### Task item
Go through the lines below. Copy those with "SUMMER".

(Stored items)

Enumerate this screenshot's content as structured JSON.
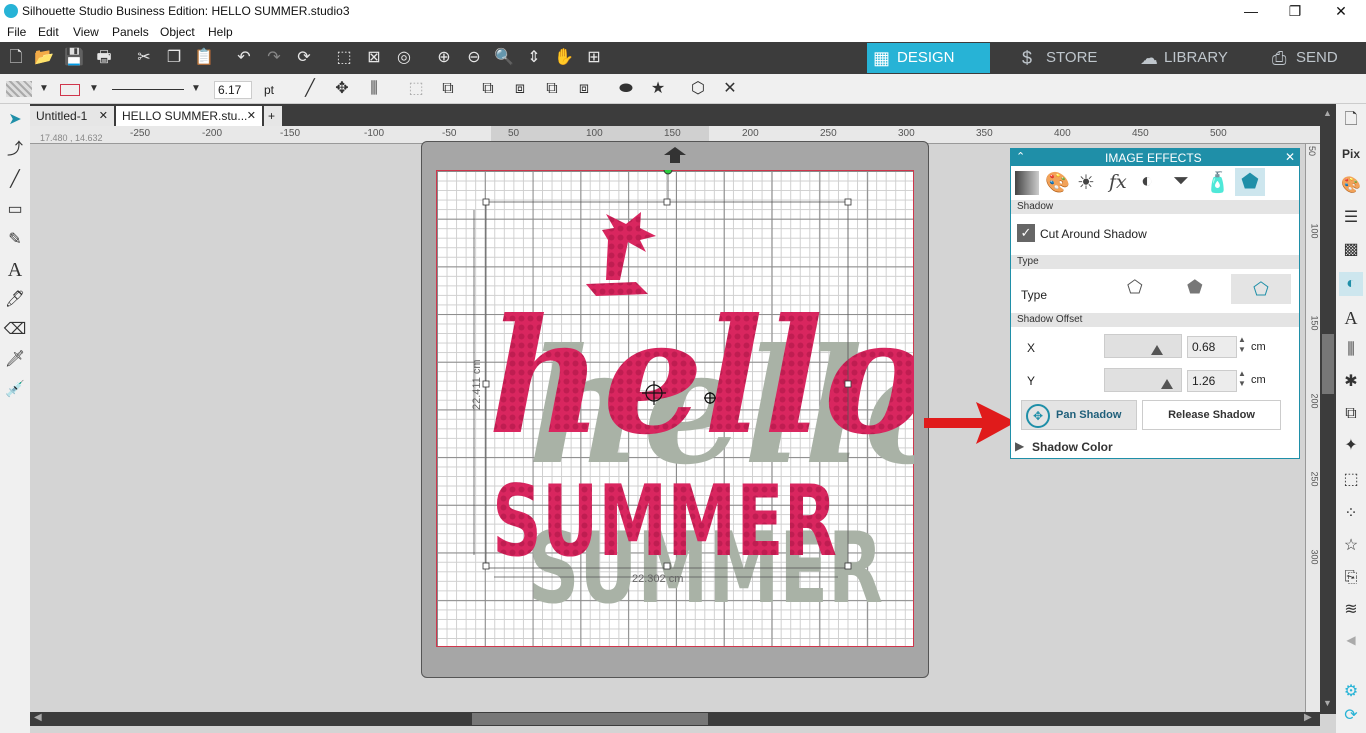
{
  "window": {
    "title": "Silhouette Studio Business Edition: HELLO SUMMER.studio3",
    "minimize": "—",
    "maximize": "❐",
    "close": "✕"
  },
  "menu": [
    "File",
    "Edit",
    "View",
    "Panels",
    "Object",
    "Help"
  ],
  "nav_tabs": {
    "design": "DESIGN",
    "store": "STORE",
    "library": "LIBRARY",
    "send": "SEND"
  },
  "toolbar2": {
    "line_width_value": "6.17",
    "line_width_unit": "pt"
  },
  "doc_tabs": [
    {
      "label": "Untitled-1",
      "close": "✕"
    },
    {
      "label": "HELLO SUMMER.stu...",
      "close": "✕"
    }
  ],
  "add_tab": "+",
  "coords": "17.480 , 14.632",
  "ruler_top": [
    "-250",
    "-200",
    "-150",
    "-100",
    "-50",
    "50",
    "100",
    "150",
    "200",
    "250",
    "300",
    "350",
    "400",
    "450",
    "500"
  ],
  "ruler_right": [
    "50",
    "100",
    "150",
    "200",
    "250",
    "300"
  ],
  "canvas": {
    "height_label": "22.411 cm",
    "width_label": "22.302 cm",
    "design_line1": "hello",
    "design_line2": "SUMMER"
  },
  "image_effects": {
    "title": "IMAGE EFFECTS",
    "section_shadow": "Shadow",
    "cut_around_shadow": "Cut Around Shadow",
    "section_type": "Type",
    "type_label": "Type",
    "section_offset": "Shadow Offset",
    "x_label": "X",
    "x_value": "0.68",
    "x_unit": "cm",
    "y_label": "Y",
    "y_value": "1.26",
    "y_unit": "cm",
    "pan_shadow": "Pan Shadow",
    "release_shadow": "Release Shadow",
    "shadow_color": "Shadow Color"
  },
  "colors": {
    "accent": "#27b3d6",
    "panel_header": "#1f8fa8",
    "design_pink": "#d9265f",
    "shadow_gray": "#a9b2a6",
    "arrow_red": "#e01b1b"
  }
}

### Response
    "title": "Silhouette Studio Business Edition: HELLO SUMMER.studio3",
      "label": "HELLO SUMMER.stu...",
    "design_line2": "SUMMER"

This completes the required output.